Collected data entries
>>>

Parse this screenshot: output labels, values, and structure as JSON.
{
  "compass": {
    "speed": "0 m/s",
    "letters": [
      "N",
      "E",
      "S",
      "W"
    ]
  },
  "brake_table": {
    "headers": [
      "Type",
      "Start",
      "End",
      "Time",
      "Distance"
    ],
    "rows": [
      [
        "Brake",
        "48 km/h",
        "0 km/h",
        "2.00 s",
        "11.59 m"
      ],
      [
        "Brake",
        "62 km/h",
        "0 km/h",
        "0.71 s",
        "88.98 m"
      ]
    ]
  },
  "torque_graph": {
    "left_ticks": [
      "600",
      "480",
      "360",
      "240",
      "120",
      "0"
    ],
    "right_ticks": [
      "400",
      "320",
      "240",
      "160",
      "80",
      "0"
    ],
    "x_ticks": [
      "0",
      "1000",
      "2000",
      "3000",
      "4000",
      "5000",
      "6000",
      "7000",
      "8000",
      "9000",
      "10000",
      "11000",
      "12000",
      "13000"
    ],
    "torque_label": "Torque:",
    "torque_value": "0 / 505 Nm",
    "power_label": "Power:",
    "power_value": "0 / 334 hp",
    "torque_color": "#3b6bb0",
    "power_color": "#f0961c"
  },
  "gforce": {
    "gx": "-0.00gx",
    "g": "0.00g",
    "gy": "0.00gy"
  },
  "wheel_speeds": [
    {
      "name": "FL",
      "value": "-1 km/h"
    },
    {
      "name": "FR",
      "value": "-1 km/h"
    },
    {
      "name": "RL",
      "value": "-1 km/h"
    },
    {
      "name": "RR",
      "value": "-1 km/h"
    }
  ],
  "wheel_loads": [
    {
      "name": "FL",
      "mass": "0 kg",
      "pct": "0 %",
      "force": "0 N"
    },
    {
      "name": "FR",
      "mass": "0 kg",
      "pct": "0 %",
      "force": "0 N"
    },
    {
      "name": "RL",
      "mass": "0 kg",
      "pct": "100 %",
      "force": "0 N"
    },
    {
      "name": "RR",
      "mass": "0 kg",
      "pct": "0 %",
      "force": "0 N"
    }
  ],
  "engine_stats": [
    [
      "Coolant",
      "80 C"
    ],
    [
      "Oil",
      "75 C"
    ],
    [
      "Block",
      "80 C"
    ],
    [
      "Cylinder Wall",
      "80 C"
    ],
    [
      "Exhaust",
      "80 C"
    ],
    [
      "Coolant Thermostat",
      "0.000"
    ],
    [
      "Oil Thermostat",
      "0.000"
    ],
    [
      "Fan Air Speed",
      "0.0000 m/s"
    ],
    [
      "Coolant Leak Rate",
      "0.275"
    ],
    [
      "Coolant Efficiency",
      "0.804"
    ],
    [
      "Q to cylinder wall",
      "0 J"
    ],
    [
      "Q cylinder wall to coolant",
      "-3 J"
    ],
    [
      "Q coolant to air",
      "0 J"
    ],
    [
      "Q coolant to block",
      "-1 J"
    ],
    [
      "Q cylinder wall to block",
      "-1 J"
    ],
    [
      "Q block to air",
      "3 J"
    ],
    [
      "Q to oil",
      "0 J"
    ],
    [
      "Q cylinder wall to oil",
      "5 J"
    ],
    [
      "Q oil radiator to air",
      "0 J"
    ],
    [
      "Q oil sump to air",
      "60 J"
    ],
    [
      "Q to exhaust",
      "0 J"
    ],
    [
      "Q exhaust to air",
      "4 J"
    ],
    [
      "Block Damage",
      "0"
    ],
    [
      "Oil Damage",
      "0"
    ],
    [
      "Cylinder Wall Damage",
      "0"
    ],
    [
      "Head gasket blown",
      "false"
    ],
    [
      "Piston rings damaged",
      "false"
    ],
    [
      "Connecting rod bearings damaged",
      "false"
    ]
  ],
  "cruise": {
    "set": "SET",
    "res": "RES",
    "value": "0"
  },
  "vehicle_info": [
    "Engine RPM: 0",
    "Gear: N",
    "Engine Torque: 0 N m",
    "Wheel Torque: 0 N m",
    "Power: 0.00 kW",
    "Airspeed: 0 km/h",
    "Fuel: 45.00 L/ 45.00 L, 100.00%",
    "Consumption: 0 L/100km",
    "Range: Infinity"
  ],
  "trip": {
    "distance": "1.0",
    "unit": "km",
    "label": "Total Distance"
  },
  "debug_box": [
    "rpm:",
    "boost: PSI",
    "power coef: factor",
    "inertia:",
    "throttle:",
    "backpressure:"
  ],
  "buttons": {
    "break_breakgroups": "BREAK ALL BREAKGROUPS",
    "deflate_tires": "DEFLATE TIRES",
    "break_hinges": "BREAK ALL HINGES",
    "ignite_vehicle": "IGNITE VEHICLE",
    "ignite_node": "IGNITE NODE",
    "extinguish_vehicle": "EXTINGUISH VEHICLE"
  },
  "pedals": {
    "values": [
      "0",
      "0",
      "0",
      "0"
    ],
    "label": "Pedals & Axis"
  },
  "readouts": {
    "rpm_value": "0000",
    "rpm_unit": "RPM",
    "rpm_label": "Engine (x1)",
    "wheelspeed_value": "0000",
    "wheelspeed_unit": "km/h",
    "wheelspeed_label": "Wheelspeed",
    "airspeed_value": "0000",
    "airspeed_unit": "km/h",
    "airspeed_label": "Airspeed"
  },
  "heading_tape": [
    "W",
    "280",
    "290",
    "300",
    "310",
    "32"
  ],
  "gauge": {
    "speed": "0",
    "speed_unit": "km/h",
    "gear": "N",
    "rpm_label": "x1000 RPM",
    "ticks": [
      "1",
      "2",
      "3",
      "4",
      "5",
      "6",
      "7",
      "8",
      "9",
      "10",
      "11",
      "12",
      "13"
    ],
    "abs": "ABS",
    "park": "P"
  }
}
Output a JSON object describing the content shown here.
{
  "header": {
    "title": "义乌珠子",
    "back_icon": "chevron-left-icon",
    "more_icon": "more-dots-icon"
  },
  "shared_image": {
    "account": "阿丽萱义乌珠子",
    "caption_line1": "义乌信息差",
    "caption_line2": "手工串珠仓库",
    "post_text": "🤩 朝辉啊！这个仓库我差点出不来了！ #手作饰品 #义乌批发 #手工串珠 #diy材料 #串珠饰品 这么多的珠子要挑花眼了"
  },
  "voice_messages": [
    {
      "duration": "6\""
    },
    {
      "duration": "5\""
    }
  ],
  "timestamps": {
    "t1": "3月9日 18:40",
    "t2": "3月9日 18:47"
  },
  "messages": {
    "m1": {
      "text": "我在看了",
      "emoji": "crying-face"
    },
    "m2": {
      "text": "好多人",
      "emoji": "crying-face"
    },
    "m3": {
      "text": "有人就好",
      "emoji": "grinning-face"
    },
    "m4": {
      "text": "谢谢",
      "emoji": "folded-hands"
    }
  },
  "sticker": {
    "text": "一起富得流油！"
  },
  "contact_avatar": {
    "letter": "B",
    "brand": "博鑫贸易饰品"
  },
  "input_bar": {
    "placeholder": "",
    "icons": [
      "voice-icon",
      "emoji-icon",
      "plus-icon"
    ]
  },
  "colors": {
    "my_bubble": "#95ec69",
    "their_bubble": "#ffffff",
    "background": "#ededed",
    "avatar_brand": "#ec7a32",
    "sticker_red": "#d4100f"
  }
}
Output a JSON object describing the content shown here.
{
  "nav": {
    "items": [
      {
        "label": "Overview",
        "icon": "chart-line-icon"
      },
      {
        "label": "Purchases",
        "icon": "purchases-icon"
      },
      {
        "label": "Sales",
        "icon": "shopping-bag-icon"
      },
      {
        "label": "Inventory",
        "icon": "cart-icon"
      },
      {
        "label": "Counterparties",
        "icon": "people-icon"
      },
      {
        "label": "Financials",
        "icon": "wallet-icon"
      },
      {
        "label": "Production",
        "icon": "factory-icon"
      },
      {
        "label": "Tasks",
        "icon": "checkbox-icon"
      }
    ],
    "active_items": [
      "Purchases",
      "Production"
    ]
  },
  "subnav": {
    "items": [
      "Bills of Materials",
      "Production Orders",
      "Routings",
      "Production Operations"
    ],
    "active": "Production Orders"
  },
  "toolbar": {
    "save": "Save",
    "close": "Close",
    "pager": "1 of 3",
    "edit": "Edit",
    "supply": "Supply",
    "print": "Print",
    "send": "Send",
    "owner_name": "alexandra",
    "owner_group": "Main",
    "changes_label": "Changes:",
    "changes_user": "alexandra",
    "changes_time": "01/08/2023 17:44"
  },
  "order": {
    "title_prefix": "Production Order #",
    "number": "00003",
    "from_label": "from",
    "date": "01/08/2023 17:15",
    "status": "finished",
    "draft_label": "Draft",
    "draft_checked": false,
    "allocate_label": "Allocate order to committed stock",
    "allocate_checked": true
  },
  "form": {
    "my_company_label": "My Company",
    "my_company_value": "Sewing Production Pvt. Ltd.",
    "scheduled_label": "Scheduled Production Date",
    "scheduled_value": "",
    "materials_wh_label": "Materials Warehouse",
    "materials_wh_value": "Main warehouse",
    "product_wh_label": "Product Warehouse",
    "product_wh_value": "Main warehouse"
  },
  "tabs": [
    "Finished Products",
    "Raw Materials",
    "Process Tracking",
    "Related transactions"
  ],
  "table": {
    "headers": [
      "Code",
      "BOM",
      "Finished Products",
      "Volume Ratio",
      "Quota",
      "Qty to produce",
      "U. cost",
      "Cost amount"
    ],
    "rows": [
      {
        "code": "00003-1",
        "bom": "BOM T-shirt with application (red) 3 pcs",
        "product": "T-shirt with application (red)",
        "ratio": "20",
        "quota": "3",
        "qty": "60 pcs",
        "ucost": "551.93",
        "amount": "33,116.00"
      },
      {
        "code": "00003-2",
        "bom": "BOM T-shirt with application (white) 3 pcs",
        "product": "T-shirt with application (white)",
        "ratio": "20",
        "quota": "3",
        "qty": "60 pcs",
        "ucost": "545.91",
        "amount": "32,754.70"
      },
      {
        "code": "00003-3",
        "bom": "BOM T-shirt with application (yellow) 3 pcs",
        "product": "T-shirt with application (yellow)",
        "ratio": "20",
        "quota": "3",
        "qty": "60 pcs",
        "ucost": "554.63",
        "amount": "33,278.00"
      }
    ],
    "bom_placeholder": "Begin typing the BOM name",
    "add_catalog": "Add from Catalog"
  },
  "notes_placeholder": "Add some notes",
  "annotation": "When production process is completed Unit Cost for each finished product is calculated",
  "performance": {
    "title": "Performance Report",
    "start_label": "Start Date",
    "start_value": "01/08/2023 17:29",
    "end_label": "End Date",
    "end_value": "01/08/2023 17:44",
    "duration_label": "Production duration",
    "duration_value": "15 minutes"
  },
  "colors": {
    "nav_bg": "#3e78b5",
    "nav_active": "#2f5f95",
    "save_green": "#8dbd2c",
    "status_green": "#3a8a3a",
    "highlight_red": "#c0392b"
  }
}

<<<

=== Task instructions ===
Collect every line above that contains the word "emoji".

=== Answer section ===
      "emoji": "crying-face"
      "emoji": "crying-face"
      "emoji": "grinning-face"
      "emoji": "folded-hands"
      "emoji-icon",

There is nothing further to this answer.